▸ **Your instructions**
Output all the data below verbatim.

[Component data from apps and pages]
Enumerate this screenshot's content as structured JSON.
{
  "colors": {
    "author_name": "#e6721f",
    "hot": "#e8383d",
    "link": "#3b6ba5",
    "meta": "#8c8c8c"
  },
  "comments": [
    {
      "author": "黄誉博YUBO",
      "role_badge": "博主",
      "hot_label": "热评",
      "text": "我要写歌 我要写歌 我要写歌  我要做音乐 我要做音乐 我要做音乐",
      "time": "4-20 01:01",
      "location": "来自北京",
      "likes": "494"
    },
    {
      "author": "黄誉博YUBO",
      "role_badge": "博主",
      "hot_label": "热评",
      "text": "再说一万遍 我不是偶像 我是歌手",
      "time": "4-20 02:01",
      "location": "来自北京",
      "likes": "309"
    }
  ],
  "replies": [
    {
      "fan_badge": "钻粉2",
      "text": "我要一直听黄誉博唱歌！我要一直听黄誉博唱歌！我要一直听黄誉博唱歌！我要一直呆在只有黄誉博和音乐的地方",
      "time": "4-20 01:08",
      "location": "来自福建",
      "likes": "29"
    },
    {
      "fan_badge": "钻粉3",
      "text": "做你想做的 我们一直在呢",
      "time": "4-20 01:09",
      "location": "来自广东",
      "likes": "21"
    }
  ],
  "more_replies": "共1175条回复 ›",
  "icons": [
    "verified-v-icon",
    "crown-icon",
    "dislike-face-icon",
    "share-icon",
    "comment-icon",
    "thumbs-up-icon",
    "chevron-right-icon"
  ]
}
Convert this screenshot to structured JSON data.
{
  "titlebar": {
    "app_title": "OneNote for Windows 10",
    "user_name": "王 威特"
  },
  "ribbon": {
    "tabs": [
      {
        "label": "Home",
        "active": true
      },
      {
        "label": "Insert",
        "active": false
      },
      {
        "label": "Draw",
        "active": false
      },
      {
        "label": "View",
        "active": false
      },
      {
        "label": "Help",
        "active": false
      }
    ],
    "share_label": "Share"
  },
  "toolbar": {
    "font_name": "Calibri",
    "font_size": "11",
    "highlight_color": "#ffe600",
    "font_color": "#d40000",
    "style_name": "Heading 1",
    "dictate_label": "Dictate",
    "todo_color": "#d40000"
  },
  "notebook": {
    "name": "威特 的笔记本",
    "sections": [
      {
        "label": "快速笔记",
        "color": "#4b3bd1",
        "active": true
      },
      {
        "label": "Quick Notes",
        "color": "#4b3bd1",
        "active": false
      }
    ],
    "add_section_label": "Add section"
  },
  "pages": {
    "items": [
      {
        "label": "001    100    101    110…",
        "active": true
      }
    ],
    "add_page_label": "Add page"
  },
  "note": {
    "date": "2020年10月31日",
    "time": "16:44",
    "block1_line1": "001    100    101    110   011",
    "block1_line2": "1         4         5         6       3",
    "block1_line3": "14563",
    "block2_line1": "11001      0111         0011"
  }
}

▸ **Response**
Enumerate this screenshot's content as structured JSON.
{
  "colors": {
    "author_name": "#e6721f",
    "hot": "#e8383d",
    "link": "#3b6ba5",
    "meta": "#8c8c8c"
  },
  "comments": [
    {
      "author": "黄誉博YUBO",
      "role_badge": "博主",
      "hot_label": "热评",
      "text": "我要写歌 我要写歌 我要写歌  我要做音乐 我要做音乐 我要做音乐",
      "time": "4-20 01:01",
      "location": "来自北京",
      "likes": "494"
    },
    {
      "author": "黄誉博YUBO",
      "role_badge": "博主",
      "hot_label": "热评",
      "text": "再说一万遍 我不是偶像 我是歌手",
      "time": "4-20 02:01",
      "location": "来自北京",
      "likes": "309"
    }
  ],
  "replies": [
    {
      "fan_badge": "钻粉2",
      "text": "我要一直听黄誉博唱歌！我要一直听黄誉博唱歌！我要一直听黄誉博唱歌！我要一直呆在只有黄誉博和音乐的地方",
      "time": "4-20 01:08",
      "location": "来自福建",
      "likes": "29"
    },
    {
      "fan_badge": "钻粉3",
      "text": "做你想做的 我们一直在呢",
      "time": "4-20 01:09",
      "location": "来自广东",
      "likes": "21"
    }
  ],
  "more_replies": "共1175条回复 ›",
  "icons": [
    "verified-v-icon",
    "crown-icon",
    "dislike-face-icon",
    "share-icon",
    "comment-icon",
    "thumbs-up-icon",
    "chevron-right-icon"
  ]
}
Convert this screenshot to structured JSON data.
{
  "titlebar": {
    "app_title": "OneNote for Windows 10",
    "user_name": "王 威特"
  },
  "ribbon": {
    "tabs": [
      {
        "label": "Home",
        "active": true
      },
      {
        "label": "Insert",
        "active": false
      },
      {
        "label": "Draw",
        "active": false
      },
      {
        "label": "View",
        "active": false
      },
      {
        "label": "Help",
        "active": false
      }
    ],
    "share_label": "Share"
  },
  "toolbar": {
    "font_name": "Calibri",
    "font_size": "11",
    "highlight_color": "#ffe600",
    "font_color": "#d40000",
    "style_name": "Heading 1",
    "dictate_label": "Dictate",
    "todo_color": "#d40000"
  },
  "notebook": {
    "name": "威特 的笔记本",
    "sections": [
      {
        "label": "快速笔记",
        "color": "#4b3bd1",
        "active": true
      },
      {
        "label": "Quick Notes",
        "color": "#4b3bd1",
        "active": false
      }
    ],
    "add_section_label": "Add section"
  },
  "pages": {
    "items": [
      {
        "label": "001    100    101    110…",
        "active": true
      }
    ],
    "add_page_label": "Add page"
  },
  "note": {
    "date": "2020年10月31日",
    "time": "16:44",
    "block1_line1": "001    100    101    110   011",
    "block1_line2": "1         4         5         6       3",
    "block1_line3": "14563",
    "block2_line1": "11001      0111         0011"
  }
}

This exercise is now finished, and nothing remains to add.